When our news correspondent David Allkins, who has Asperger’s syndrome and communication difficulties, isn’t interviewing politicians and composing his video reports, he is a keen gamer and fan of science fiction.

He recently attended science fiction and fantasy convention Nine Worlds, and found that accessibility and disability were hot topics for 2015.

Recently, I attended the science-fiction and fantasy convention Nine Worlds 2015 in London, which is a meeting-up point for fans of the genre.

I should start by saying that the convention made great efforts to be accessible to a wide range of people. Extensive accessibility information about the venue and neighbouring hotels was provided ahead of time on their website and, when you arrived, there was seating reserved for people with mobility issues around the edges of each area.

Attendees also had the option of wearing three different colours of badges to indicate how they preferred others to approach or interact with them:

  • Red badges were labelled: ‘Please don’t talk to me unless I talk to you first or in an emergency’.
  • Yellow badges read: ‘Please don’t talk to me unless I know you, talk to you first or in an emergency’.
  • Blue badges carried the message: ‘I’d like it if you would start a conversation with me’.

The convention featured discussion panels on topics such as writing and television programmes.  There were two panels in particular that caught my interest.

Disability-friendly games development

The first was called ‘Access all events – disability, games and good design’ and focused on how we can make video games that are accessible to everybody.

According to government statistics, 18% of people in England have a disability, and this figure is only taking into account those people who define themselves as disabled. It is important that all of these people can access the same types of leisure activities as everyone else – video games included.

Games designer Ian Hamilton began by describing his work with CBeebies, where he creates games for children with cerebral palsy, making the point that gaming can build engagement and improve socialisation, while also providing access to wider culture.

Colour blindness also came under discussion. Apparently 8% of male gamers are colour blind. The video game Candy Crush, which relies on the connection between different coloured and shaped icons, used to be accessible to people with colour blindness up until a particular stage where icons were distinguished solely by colour, when they had to stop playing. This was a fault with accessibility that was fixed in future editions of the game.

Accessibility tester Hannah Bunce explained that, in games with dialogue, subtitles can often be problematic. Key adjustments game designers can make is to create contrasting coloured subtitles to help distinguish which character is speaking, and make sure the text is big enough, and remains on screen for long enough, for all people to read.

Games developer Lynsey Graham talked about controllers. A key feature of accessibility is being able to tailor what the game controls do to make them easier to use. A physical disability, for instance, shouldn’t be a barrier to game play if the control pad is well designed.
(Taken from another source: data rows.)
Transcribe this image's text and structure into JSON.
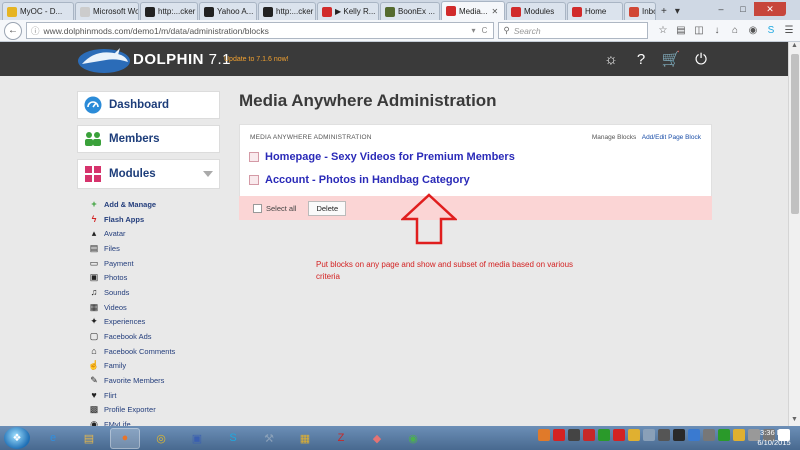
{
  "browser": {
    "tabs": [
      {
        "label": "MyOC - D...",
        "color": "#e6b422",
        "active": false
      },
      {
        "label": "Microsoft Wo...",
        "color": "#cccccc",
        "active": false
      },
      {
        "label": "http:...cker",
        "color": "#222222",
        "active": false
      },
      {
        "label": "Yahoo A...",
        "color": "#222222",
        "active": false
      },
      {
        "label": "http:...cker",
        "color": "#222222",
        "active": false
      },
      {
        "label": "▶ Kelly R...",
        "color": "#d12b2b",
        "active": false
      },
      {
        "label": "BoonEx ...",
        "color": "#556b2f",
        "active": false
      },
      {
        "label": "Media...",
        "color": "#d12b2b",
        "active": true
      },
      {
        "label": "Modules",
        "color": "#d12b2b",
        "active": false
      },
      {
        "label": "Home",
        "color": "#d12b2b",
        "active": false
      },
      {
        "label": "Inbo",
        "color": "#d14836",
        "active": false
      }
    ],
    "new_tab": "+",
    "tab_menu": "▾",
    "url": "www.dolphinmods.com/demo1/m/data/administration/blocks",
    "url_right": "▾ C",
    "search_placeholder": "Search"
  },
  "site": {
    "brand": "DOLPHIN",
    "version": "7.1",
    "update_text": "Update to 7.1.6 now!"
  },
  "sidebar": {
    "dashboard": "Dashboard",
    "members": "Members",
    "modules": "Modules",
    "module_items": [
      {
        "label": "Add & Manage",
        "icon": "+",
        "icon_color": "#2a9a2a",
        "bold": true
      },
      {
        "label": "Flash Apps",
        "icon": "ϟ",
        "icon_color": "#d32222",
        "bold": true
      },
      {
        "label": "Avatar",
        "icon": "▴",
        "icon_color": "#222222",
        "bold": false
      },
      {
        "label": "Files",
        "icon": "▤",
        "icon_color": "#222222",
        "bold": false
      },
      {
        "label": "Payment",
        "icon": "▭",
        "icon_color": "#222222",
        "bold": false
      },
      {
        "label": "Photos",
        "icon": "▣",
        "icon_color": "#222222",
        "bold": false
      },
      {
        "label": "Sounds",
        "icon": "♫",
        "icon_color": "#222222",
        "bold": false
      },
      {
        "label": "Videos",
        "icon": "▦",
        "icon_color": "#222222",
        "bold": false
      },
      {
        "label": "Experiences",
        "icon": "✦",
        "icon_color": "#222222",
        "bold": false
      },
      {
        "label": "Facebook Ads",
        "icon": "▢",
        "icon_color": "#222222",
        "bold": false
      },
      {
        "label": "Facebook Comments",
        "icon": "⌂",
        "icon_color": "#222222",
        "bold": false
      },
      {
        "label": "Family",
        "icon": "☝",
        "icon_color": "#222222",
        "bold": false
      },
      {
        "label": "Favorite Members",
        "icon": "✎",
        "icon_color": "#222222",
        "bold": false
      },
      {
        "label": "Flirt",
        "icon": "♥",
        "icon_color": "#222222",
        "bold": false
      },
      {
        "label": "Profile Exporter",
        "icon": "▩",
        "icon_color": "#222222",
        "bold": false
      },
      {
        "label": "FMyLife",
        "icon": "◉",
        "icon_color": "#222222",
        "bold": false
      }
    ]
  },
  "main": {
    "title": "Media Anywhere Administration",
    "panel_heading": "MEDIA ANYWHERE ADMINISTRATION",
    "manage_blocks": "Manage Blocks",
    "add_edit_block": "Add/Edit Page Block",
    "blocks": [
      "Homepage - Sexy Videos for Premium Members",
      "Account - Photos in Handbag Category"
    ],
    "select_all": "Select all",
    "delete_button": "Delete",
    "annotation": "Put blocks on any page and show and subset of media based on various criteria"
  },
  "taskbar": {
    "time": "3:36 PM",
    "date": "6/10/2015",
    "apps": [
      {
        "name": "ie",
        "glyph": "e",
        "color": "#2f8fe0"
      },
      {
        "name": "explorer",
        "glyph": "▤",
        "color": "#e8b84a"
      },
      {
        "name": "firefox",
        "glyph": "●",
        "color": "#e8742a"
      },
      {
        "name": "chrome",
        "glyph": "◎",
        "color": "#e2b92b"
      },
      {
        "name": "network",
        "glyph": "▣",
        "color": "#3a5fb0"
      },
      {
        "name": "skype",
        "glyph": "S",
        "color": "#1ea8e0"
      },
      {
        "name": "tools",
        "glyph": "⚒",
        "color": "#8aa0b8"
      },
      {
        "name": "folder",
        "glyph": "▦",
        "color": "#e0b030"
      },
      {
        "name": "filezilla",
        "glyph": "Z",
        "color": "#c62828"
      },
      {
        "name": "eraser",
        "glyph": "◆",
        "color": "#e57373"
      },
      {
        "name": "frog",
        "glyph": "◉",
        "color": "#4caf50"
      }
    ],
    "tray_colors": [
      "#e07a2a",
      "#d32222",
      "#444444",
      "#c62828",
      "#2a9a2a",
      "#d32222",
      "#e0b030",
      "#8aa0b8",
      "#555555",
      "#2a2a2a",
      "#3a7ad0",
      "#777777",
      "#2a9a2a",
      "#e0b030",
      "#999999",
      "#777777",
      "#ffffff"
    ]
  }
}
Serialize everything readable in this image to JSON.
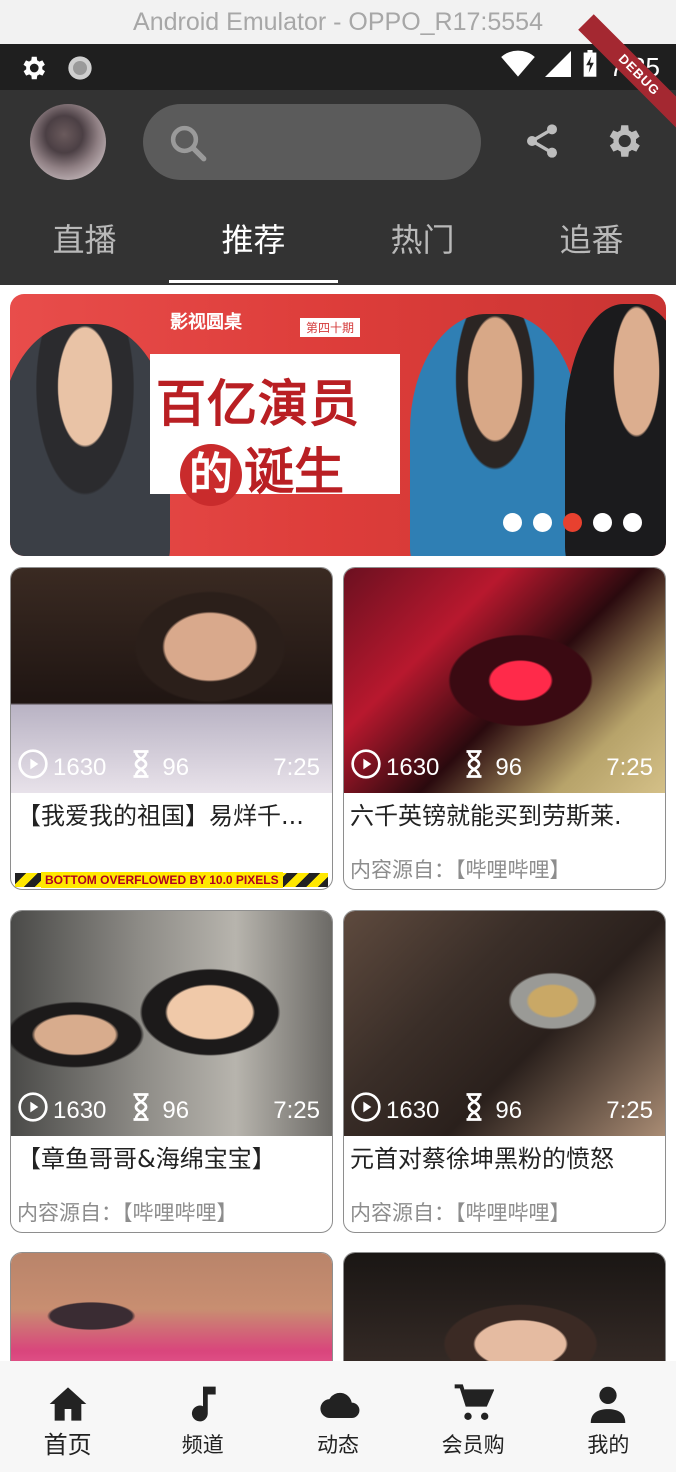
{
  "emulator": {
    "title": "Android Emulator - OPPO_R17:5554"
  },
  "status_bar": {
    "time": "7:35",
    "debug_label": "DEBUG"
  },
  "search": {
    "placeholder": ""
  },
  "tabs": [
    {
      "label": "直播",
      "active": false
    },
    {
      "label": "推荐",
      "active": true
    },
    {
      "label": "热门",
      "active": false
    },
    {
      "label": "追番",
      "active": false
    }
  ],
  "banner": {
    "brand": "影视圆桌",
    "issue": "第四十期",
    "line1": "百亿演员",
    "line2_circle": "的",
    "line2_rest": "诞生",
    "dots": 5,
    "active_dot": 2
  },
  "cards": [
    {
      "plays": "1630",
      "danmaku": "96",
      "duration": "7:25",
      "title": "【我爱我的祖国】易烊千...",
      "source": "",
      "overflow_label": "BOTTOM OVERFLOWED BY 10.0 PIXELS"
    },
    {
      "plays": "1630",
      "danmaku": "96",
      "duration": "7:25",
      "title": "六千英镑就能买到劳斯莱.",
      "source": "内容源自：【哔哩哔哩】",
      "overflow_label": ""
    },
    {
      "plays": "1630",
      "danmaku": "96",
      "duration": "7:25",
      "title": "【章鱼哥哥&海绵宝宝】",
      "source": "内容源自：【哔哩哔哩】",
      "overflow_label": ""
    },
    {
      "plays": "1630",
      "danmaku": "96",
      "duration": "7:25",
      "title": "元首对蔡徐坤黑粉的愤怒",
      "source": "内容源自：【哔哩哔哩】",
      "overflow_label": ""
    }
  ],
  "bottom_nav": [
    {
      "label": "首页",
      "icon": "home-icon",
      "active": true
    },
    {
      "label": "频道",
      "icon": "music-note-icon",
      "active": false
    },
    {
      "label": "动态",
      "icon": "cloud-icon",
      "active": false
    },
    {
      "label": "会员购",
      "icon": "cart-icon",
      "active": false
    },
    {
      "label": "我的",
      "icon": "person-icon",
      "active": false
    }
  ],
  "colors": {
    "appbar": "#333333",
    "accent_dot": "#e8412f",
    "banner": "#dd3d3a"
  }
}
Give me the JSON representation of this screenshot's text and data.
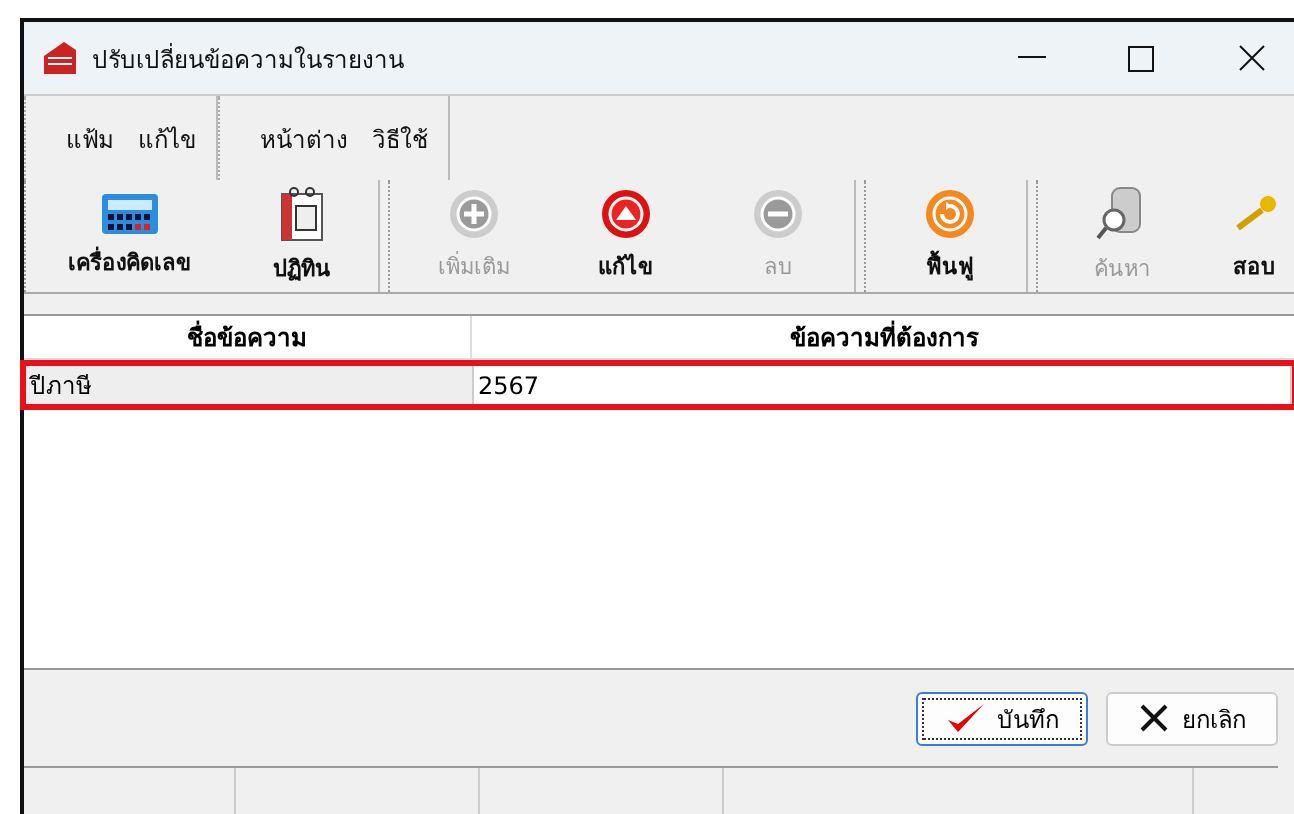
{
  "window": {
    "title": "ปรับเปลี่ยนข้อความในรายงาน"
  },
  "menu_groups": [
    [
      "แฟ้ม",
      "แก้ไข"
    ],
    [
      "หน้าต่าง",
      "วิธีใช้"
    ]
  ],
  "toolbar_groups": [
    [
      {
        "label": "เครื่องคิดเลข",
        "disabled": false
      },
      {
        "label": "ปฏิทิน",
        "disabled": false
      }
    ],
    [
      {
        "label": "เพิ่มเติม",
        "disabled": true
      },
      {
        "label": "แก้ไข",
        "disabled": false
      },
      {
        "label": "ลบ",
        "disabled": true
      }
    ],
    [
      {
        "label": "ฟื้นฟู",
        "disabled": false
      }
    ],
    [
      {
        "label": "ค้นหา",
        "disabled": true
      },
      {
        "label": "สอบ",
        "disabled": false
      }
    ]
  ],
  "table": {
    "columns": [
      "ชื่อข้อความ",
      "ข้อความที่ต้องการ"
    ],
    "rows": [
      {
        "cells": [
          "ปีภาษี",
          "2567"
        ],
        "highlighted": true
      }
    ]
  },
  "buttons": [
    {
      "label": "บันทึก",
      "kind": "ok",
      "focused": true
    },
    {
      "label": "ยกเลิก",
      "kind": "cancel",
      "focused": false
    }
  ]
}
Finally, talk turned to role-playing games, which often require the player to make multiple decisions and adjust to a lot of changes as the game progresses. This can be difficult or stressful for people with autism or learning disabilities. The good news is that titles such as Mass Effect 3 now have modes that mean the player just can play the game as a straight story, without having to do this.  It was agreed by the panel that such accessibility is easier to incorporate from the start of development.

Disability and the apocalypse

The second panel that I attended was a discussion of the portrayal of disabled people in books and films set following the end of the world (as we know it).

The first subject on the table was the prevalence of stereotypes around people with disabilities. Anybody with a mental health difficulty is considered dangerous and villains like Captain Hook often have a physical disability to show they are evil; if the hero has a disability, however, it is more likely to be portrayed as a super-power.

The panellists – depressingly – agreed that if a film narrative involves a choice between saving somebody in a wheelchair or a dog, the animal is the most likely to be saved.

Caitlin Blanchard, blogger at www.incaseofsurvival.com, pointed out that the term ‘survival of the fittest’ relates to those who are best suited to a certain environment, not necessarily the biggest or the strongest. She also made the valid point that people with disabilities have been able to survive in difficult situations in the past, such as in countries that are currently war zones.

Discussion then turned to recent films with disabled characters in lead roles, such as Mad Max: Fury Road’s heroine Imperator Furiosa, who has an artificial left limb.

The famous novel The Day of the Triffids by John Wyndham deals with the mass blinding of the world. Author Janet Edwards highlighted the fact that this scenario gives an advantage to people who are already blind, and made the compelling closing statement that what we think of as the apocalypse would cause disability to become the norm among the people who survived anyway.

Both of these panels made interesting points in terms of accessibility and fiction. Overall, I feel that the Nine Worlds convention is an encouraging step towards extending accessibility to people in terms of both the content available and how the event was organised.

David Allkins, news correspondent (and sci-fi fan).